Quite a number of unauthorized Specialist chevrons were manufactured and worn between 1920 and 1942, even some were still in use up to 1948 . Specialty devices were often added, and placed in the available angle between the upper bar of the arc forming a tie to the lower chevron – these devices were usually approved for local wear by individual Company and Regimental COs and were privately purchased . Various branches had already introduced ‘specialty devices’, such as the “Signal Corps” and the “Medical Department”, and additional branch insignia were to be further incorporated into chevron designs, such as “Quartermaster Corps” mical Warfare Service”, etc. – it also explains the variety in chevron styles and designs - many were entirely manufactured ‘on site’ in order to include the ‘branch’ insignia, while others were adapted and modified to add the specialty device … the Chevrons with ‘specialty’ devices should have been abolished in 1920, with the changes introduced by the WD, but many continued to be worn, mainly those introduced by the Army Air Forces (winged propeller device) .
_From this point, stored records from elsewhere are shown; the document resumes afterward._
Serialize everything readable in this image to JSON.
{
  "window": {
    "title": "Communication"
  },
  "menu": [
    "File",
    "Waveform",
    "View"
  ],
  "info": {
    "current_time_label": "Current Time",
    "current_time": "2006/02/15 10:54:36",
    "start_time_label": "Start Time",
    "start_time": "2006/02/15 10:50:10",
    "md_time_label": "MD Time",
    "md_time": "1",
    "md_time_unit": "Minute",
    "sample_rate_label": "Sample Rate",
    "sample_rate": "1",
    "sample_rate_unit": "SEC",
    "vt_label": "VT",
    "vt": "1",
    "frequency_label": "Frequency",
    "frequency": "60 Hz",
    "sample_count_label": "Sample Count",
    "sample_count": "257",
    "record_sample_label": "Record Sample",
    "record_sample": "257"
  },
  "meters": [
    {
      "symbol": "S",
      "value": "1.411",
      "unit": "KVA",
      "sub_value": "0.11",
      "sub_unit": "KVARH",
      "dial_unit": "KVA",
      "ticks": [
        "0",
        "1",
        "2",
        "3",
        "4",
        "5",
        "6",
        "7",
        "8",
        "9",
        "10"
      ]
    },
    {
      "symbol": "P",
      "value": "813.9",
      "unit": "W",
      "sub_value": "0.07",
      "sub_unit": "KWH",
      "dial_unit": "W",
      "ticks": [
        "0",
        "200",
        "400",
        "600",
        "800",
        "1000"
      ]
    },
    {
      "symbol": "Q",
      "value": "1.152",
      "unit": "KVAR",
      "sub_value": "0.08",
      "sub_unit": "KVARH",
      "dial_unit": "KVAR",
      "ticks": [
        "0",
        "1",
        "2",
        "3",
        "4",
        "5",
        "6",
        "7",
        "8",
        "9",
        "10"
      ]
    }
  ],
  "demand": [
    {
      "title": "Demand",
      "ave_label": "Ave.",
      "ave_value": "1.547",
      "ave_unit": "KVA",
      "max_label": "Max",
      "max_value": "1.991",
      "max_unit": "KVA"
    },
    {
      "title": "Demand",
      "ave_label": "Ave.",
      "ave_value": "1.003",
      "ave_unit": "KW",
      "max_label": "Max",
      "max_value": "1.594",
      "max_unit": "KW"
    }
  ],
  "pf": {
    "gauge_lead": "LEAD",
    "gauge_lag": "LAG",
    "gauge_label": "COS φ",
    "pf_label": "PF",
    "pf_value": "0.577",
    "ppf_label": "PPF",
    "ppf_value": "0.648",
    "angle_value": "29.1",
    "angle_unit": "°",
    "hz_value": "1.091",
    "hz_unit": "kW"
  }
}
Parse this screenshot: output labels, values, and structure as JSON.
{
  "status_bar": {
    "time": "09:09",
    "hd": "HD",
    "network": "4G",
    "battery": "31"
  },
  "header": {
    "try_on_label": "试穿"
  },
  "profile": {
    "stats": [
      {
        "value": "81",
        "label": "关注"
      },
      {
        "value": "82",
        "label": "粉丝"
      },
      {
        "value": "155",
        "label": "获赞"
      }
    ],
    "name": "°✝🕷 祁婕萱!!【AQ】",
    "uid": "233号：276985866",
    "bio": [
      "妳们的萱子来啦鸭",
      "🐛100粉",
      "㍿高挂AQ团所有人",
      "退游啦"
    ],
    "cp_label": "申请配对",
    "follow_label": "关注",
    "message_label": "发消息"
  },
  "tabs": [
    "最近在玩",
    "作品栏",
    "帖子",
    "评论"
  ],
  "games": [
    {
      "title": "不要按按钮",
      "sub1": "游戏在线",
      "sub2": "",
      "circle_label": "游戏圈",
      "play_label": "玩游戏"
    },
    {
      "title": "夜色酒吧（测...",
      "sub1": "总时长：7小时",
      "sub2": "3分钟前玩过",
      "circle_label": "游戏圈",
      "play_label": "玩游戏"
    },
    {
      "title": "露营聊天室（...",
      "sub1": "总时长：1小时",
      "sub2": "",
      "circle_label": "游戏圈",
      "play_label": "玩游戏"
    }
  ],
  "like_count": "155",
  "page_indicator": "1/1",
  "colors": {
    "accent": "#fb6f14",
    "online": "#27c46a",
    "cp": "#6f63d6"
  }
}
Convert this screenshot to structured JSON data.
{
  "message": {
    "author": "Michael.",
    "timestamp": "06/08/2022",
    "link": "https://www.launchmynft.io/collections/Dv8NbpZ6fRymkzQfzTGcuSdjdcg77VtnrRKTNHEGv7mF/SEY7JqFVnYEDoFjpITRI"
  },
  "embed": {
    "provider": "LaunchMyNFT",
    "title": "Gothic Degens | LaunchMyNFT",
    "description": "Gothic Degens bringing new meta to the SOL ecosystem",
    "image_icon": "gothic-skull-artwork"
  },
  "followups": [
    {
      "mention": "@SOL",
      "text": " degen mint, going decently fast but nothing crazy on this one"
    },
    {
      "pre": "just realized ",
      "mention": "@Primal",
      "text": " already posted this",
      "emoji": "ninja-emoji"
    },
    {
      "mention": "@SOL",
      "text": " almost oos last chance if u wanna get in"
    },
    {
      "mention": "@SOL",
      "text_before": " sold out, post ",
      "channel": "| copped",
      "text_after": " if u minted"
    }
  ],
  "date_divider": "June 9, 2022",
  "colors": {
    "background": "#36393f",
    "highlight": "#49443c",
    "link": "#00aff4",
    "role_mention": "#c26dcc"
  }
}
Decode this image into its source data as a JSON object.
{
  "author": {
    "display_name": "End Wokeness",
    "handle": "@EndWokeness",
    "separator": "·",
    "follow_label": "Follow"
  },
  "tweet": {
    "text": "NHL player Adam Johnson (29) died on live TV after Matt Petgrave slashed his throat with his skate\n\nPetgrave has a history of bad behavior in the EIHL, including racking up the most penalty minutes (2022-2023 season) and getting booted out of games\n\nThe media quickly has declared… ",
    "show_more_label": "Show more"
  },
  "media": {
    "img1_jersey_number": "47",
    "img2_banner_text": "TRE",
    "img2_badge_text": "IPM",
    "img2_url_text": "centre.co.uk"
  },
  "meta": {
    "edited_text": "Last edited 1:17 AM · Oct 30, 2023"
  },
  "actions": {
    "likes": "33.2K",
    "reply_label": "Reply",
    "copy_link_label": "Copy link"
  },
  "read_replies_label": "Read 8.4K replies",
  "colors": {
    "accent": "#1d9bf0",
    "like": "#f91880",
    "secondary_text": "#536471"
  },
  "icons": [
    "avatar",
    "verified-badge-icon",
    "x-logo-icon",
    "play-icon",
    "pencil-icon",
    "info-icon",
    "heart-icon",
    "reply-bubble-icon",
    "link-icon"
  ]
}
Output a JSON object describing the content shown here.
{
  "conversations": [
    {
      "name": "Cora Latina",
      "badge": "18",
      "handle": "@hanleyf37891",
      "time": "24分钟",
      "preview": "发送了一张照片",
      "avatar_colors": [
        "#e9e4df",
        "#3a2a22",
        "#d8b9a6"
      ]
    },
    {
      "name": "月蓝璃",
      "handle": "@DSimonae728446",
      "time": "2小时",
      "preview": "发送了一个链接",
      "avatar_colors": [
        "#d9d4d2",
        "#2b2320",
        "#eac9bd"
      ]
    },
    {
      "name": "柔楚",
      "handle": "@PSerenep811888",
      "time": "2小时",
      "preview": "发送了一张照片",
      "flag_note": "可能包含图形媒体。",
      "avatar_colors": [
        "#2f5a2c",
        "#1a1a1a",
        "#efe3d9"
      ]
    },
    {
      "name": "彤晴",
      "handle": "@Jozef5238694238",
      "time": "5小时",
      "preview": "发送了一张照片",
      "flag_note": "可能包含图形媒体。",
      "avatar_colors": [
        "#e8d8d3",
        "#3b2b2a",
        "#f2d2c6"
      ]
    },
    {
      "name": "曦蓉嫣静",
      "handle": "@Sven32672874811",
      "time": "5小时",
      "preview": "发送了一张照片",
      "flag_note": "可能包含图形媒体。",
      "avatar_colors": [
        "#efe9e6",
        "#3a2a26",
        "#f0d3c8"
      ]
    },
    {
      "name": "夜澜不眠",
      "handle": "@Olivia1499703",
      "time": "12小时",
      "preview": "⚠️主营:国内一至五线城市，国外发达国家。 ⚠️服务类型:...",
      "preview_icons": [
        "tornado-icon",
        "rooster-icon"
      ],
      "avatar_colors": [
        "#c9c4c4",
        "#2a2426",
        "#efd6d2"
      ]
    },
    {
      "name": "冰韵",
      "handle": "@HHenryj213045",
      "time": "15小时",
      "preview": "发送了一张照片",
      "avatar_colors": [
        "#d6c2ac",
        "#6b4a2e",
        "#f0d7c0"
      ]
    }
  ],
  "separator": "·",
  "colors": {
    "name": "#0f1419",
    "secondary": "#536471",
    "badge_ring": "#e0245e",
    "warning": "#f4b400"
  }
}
While official issue rank insignia (chevrons) were not always around in the field, NCOs and Pfc often stenciled, or painted by hand, their respective insignia of rank on their fatigue jacket or coat sleeves (used by Infantry, Air Corps, Paratroops, and Marines) .


unauthorized stenciled/painted
Army chevrons

Combat Leader Identification tab under
Master Sergeant chevron


Another special sleeve insignia (not a chevron) was the Combat Leader Identification tab, it was a gray/green wool strip that was sewn horizontally just below the chevron (on both sleeves) . It was introduced in the E.T.O. June 1944, and while first confined to NCOs and Enlisted personnel to indicate those with direct command responsibility in small combat units (like a squad), it was later authorized for wear by Officers at all echelons (up to Army General Officers) . Authority was expanded to also include personnel whose primary mission was to direct Combat Training of Infantry, Armor and Artillery (DA, Cir. No. 315, 8 Oct 1945) . Although initially intended for the “Infantry”, it was authorized for Infantry, Armored, Airborne, and Cavalry Divisions, certain Engineer and Chemical Battalions, as well as Artillery and Constabulary organizations . Adopted on Armywide scale by DA, Cir. No. 202, 7 July 1948 . Color later changed to a lighter green shade, while the tab was moved from sleeve to shoulder strap …

unofficial Private First Class Specialist 2d Class (1920-1948)
official First Sergeant chevron (1920-1942) arc of two bars only
unofficial Staff Sergeant/Medical Department (1920-48) with caduceus
unofficial Master Sergeant Army Air Forces (1920-48) with winged propeller



unofficial light brown / khaki Tec 5 Army chevron

unofficial olive-drab / dark blue Technical Sergeant AAF chevron